Web page and app entries

--- START ---

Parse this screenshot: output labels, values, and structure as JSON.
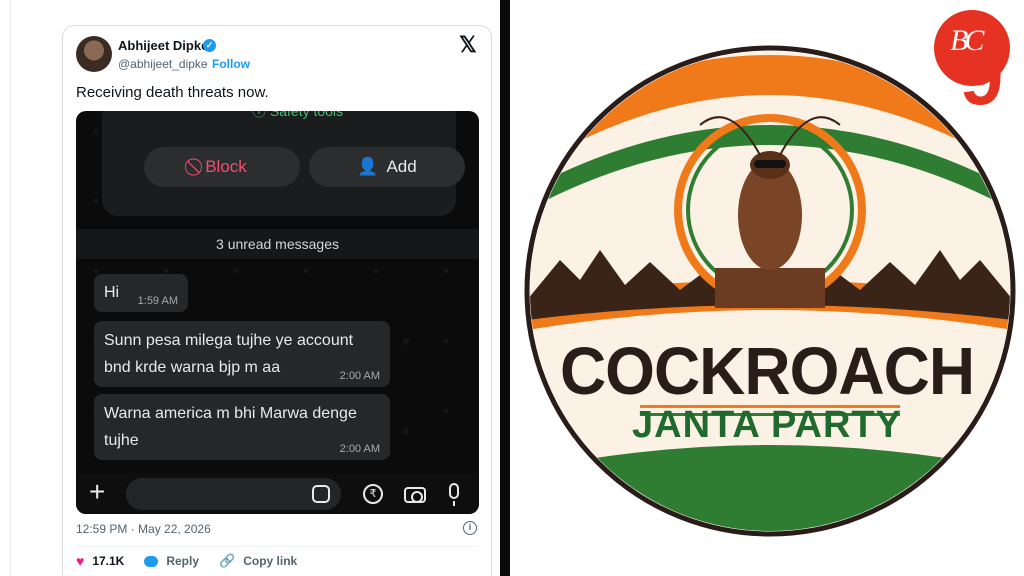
{
  "tweet": {
    "display_name": "Abhijeet Dipke",
    "handle": "@abhijeet_dipke",
    "separator": "·",
    "follow_label": "Follow",
    "x_logo": "𝕏",
    "text": "Receiving death threats now.",
    "timestamp": "12:59 PM · May 22, 2026",
    "likes": "17.1K",
    "reply_label": "Reply",
    "copy_link_label": "Copy link"
  },
  "chat": {
    "safety_tools": "ⓘ Safety tools",
    "block_label": "Block",
    "add_label": "Add",
    "unread": "3 unread messages",
    "messages": [
      {
        "text": "Hi",
        "time": "1:59 AM"
      },
      {
        "text": "Sunn pesa milega tujhe ye account bnd krde warna bjp m aa",
        "time": "2:00 AM"
      },
      {
        "text": "Warna america m bhi Marwa denge tujhe",
        "time": "2:00 AM"
      }
    ]
  },
  "logo": {
    "title": "COCKROACH",
    "subtitle": "JANTA PARTY",
    "colors": {
      "saffron": "#f07a1a",
      "green": "#2e7d32",
      "brown": "#3a2418"
    }
  },
  "watermark": {
    "letters": "BC",
    "number": "9",
    "color": "#e63222"
  }
}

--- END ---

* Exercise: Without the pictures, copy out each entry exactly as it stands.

* Answer to this problem:
Parse this screenshot: output labels, values, and structure as JSON.
{
  "tweet": {
    "display_name": "Abhijeet Dipke",
    "handle": "@abhijeet_dipke",
    "separator": "·",
    "follow_label": "Follow",
    "x_logo": "𝕏",
    "text": "Receiving death threats now.",
    "timestamp": "12:59 PM · May 22, 2026",
    "likes": "17.1K",
    "reply_label": "Reply",
    "copy_link_label": "Copy link"
  },
  "chat": {
    "safety_tools": "ⓘ Safety tools",
    "block_label": "Block",
    "add_label": "Add",
    "unread": "3 unread messages",
    "messages": [
      {
        "text": "Hi",
        "time": "1:59 AM"
      },
      {
        "text": "Sunn pesa milega tujhe ye account bnd krde warna bjp m aa",
        "time": "2:00 AM"
      },
      {
        "text": "Warna america m bhi Marwa denge tujhe",
        "time": "2:00 AM"
      }
    ]
  },
  "logo": {
    "title": "COCKROACH",
    "subtitle": "JANTA PARTY",
    "colors": {
      "saffron": "#f07a1a",
      "green": "#2e7d32",
      "brown": "#3a2418"
    }
  },
  "watermark": {
    "letters": "BC",
    "number": "9",
    "color": "#e63222"
  }
}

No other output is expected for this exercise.